Recent polls suggest Paxton has a single-digit lead over Garza. The Texas Politics Project poll found Paxton leading Garza by 5 percentage points in August. A September poll by The Dallas Morning News and the University of Texas at Tyler indicated Paxton had a 7-point lead.
“Our latest fundraising report shows what I’ve been seeing since the start of this campaign — that Texans from every corner of our state are ready to fire criminally-indicted Ken Paxton," Garza said in a Wednesday press release.
Garza is focusing on Paxton's legal troubles to galvanize voters. Paxton has been under indictment on felony securities fraud charges since 2015. He also is under investigation after his former aides accused him of taking bribes and using his power to help a campaign donor.
Garza, a civil rights lawyer, and Paxton spar over abortion access and border policy, the top issues in the race. Garza recently announced a seven-figure advertising buy for TV and digitals ads. She released a TV ad Tuesday focusing on abortion access.
The candidates also clash over border policy, which Paxton has made his dominant issue.
"There is no doubt that Rochelle Garza can't be trusted to crack down on illegal immigration — she's made it clear with her rhetoric and policies that she wants to welcome even more," Paxton said recently.
Garza, who lives in Brownsville, told the American-Statesman Paxton is using border communities "as a political football" and said he is not investing in those communities but using them to win an election.
Down-ballot Texas Democrats see gains
Three statewide Democratic candidates raised more than their Republican opponents during the third quarter:
Land commissioner (open seat): Democrat Jay Kleberg, conservationist and filmmaker, raised more than $878,000, compared with Republican Dawn Buckingham's more than $565,000. Kleberg also had raised more than Buckingham, a state senator from Lakeway, during the May 15 to June 30 reporting period.
Railroad commissioner: Democrat Luke Warford raised more than $378,000 compared with incumbent Wayne Christian's nearly $125,000
Agriculture commissioner: Democrat Susan Hays, lawyer and farmer, raised more than $111,000 compared with incumbent Sid Miller's $48,000. Miller has more cash on hand.
Republican Comptroller Glenn Hegar, meanwhile, raised more than $324,000 versus Democratic challenger Janet Dudding's nearly $91,000
'Changing minds all across Texas'

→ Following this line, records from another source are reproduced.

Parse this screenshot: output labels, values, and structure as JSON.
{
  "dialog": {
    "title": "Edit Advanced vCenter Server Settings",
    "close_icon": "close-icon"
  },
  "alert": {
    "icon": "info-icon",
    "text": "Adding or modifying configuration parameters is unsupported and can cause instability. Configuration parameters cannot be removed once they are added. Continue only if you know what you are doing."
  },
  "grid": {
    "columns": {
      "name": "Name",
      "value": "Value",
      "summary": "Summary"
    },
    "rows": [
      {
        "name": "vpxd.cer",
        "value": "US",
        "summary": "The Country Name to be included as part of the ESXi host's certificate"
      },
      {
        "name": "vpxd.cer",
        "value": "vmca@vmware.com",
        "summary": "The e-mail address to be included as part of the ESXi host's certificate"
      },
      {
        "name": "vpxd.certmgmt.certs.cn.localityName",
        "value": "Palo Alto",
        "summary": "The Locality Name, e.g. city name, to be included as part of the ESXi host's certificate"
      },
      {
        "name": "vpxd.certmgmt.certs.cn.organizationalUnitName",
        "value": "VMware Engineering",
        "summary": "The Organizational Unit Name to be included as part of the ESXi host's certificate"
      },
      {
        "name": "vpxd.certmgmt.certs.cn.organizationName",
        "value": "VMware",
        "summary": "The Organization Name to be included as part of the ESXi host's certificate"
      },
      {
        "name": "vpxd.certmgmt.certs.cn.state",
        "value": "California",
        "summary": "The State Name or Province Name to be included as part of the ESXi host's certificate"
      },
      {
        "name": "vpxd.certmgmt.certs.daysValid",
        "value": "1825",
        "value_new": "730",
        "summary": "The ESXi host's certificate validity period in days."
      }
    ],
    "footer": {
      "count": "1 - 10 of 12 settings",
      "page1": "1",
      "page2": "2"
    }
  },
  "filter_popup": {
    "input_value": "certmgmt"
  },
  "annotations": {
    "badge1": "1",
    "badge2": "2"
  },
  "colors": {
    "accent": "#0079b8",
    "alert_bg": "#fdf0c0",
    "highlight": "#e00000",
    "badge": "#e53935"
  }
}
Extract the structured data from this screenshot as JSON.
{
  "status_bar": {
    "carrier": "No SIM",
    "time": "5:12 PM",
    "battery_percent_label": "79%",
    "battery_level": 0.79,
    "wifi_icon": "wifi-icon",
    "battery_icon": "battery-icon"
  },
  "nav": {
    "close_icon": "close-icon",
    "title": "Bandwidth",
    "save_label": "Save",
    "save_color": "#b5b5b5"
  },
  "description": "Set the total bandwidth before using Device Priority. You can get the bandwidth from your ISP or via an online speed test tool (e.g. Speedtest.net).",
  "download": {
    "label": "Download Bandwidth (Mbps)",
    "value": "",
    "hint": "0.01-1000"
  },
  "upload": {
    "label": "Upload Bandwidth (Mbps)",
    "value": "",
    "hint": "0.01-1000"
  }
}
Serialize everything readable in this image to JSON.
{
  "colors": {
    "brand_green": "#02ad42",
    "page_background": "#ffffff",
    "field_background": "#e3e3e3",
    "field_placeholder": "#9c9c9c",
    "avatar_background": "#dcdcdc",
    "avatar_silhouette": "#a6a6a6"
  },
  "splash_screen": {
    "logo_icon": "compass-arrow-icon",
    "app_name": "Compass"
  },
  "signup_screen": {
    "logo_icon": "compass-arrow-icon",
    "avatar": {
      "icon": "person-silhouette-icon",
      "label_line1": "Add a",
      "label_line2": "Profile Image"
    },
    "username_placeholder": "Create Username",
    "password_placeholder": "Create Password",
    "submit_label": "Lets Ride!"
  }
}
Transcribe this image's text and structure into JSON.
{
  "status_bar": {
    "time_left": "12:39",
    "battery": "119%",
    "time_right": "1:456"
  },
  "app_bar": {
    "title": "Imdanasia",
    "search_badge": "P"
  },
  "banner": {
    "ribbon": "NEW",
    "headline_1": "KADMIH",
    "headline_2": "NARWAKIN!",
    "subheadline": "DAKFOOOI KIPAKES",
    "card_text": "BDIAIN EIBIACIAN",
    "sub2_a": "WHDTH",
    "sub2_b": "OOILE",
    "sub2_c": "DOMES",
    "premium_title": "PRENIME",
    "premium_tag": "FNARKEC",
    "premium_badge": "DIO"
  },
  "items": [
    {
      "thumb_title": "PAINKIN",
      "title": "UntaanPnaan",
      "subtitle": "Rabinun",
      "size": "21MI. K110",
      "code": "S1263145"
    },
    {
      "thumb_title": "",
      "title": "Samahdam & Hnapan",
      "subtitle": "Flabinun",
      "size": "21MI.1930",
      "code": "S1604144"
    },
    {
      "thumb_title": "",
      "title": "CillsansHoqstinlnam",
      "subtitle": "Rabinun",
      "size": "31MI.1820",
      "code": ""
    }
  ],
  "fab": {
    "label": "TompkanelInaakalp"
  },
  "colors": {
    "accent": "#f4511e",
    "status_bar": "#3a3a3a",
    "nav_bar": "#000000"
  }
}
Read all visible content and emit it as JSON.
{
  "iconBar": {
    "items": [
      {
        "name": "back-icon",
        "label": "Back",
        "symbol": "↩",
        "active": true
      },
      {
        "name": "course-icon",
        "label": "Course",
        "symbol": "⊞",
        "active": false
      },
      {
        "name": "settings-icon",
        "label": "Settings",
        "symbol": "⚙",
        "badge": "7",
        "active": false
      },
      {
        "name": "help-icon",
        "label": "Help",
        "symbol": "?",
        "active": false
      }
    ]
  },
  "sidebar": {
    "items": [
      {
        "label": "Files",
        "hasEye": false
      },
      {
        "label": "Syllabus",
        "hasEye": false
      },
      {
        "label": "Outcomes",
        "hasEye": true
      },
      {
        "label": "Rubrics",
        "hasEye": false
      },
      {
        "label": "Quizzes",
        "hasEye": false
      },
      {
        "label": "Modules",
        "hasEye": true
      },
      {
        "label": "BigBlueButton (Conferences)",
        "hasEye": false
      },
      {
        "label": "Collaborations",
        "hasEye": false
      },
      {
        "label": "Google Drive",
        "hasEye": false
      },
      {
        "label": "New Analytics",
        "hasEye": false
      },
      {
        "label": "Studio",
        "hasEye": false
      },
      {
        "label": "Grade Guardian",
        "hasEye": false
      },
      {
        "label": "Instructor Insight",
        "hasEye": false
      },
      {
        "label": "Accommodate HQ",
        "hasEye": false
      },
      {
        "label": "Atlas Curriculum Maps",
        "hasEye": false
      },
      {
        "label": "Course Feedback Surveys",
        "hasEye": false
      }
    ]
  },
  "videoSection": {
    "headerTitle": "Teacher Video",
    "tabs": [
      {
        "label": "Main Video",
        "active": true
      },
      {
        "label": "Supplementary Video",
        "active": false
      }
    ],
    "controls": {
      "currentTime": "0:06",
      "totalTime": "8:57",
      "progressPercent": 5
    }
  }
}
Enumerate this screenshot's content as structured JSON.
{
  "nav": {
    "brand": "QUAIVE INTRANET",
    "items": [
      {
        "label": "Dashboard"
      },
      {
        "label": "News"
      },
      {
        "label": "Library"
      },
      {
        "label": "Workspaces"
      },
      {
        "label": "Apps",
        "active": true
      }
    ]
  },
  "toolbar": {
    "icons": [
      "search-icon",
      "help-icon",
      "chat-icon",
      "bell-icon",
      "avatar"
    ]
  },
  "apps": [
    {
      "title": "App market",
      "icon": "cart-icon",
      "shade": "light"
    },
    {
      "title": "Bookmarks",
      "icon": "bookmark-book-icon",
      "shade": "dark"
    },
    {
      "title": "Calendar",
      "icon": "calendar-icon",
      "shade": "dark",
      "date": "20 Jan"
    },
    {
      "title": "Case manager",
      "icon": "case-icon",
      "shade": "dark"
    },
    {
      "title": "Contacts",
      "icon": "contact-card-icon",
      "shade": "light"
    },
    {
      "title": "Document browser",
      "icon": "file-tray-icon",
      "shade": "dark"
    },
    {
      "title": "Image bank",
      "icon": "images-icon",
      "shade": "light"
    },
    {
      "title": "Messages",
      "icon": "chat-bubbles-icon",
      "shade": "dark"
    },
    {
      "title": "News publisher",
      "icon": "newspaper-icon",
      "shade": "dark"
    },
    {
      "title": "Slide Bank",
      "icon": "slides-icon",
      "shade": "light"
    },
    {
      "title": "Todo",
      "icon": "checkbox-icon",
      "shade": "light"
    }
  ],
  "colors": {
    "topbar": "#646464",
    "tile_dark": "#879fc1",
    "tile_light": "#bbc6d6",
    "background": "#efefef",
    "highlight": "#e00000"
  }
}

Mary Alice Blackstock, campaign manager for Democrat Jay Kleberg for Land Commissioner, told the Statesman, "While Sen. Buckingham avoids public events and debates, Jay is changing minds all across Texas, one voter at a time."
A message and email left with Buckingham's campaign were not immediately returned.
Warford noted his campaign received more than 3,000 individual contributions and his opponent received just over 40.
"That is just a really stark difference in sort of the narrowness of his support and really highlights, I think, the fact that the Railroad Commission is largely influenced and captured by pretty narrow oil and gas executive interests that puts themselves and campaign donors ahead of Texans across the state," Warford told the Statesman.
"Today's report confirmed my opponent is bought and paid for by radical activists who promote policies that would increase energy and food prices while destroying Texas' economy," Christian said in a statement.
Hays said the wave of fundraising support signals voters' interest and willingness to support Democrats and noted the deadly 2021 Texas freeze and blackouts affected a lot of Texans' views.
"Another thing about the Democratic ticket, up and down, is each of us are very well suited for the job we're running for," Hays said.
A phone message left with Miller's campaign was not immediately returned.
This article originally appeared on Austin American-Statesman: Ken Paxton, Dan Patrick out-raise Democrats in third quarter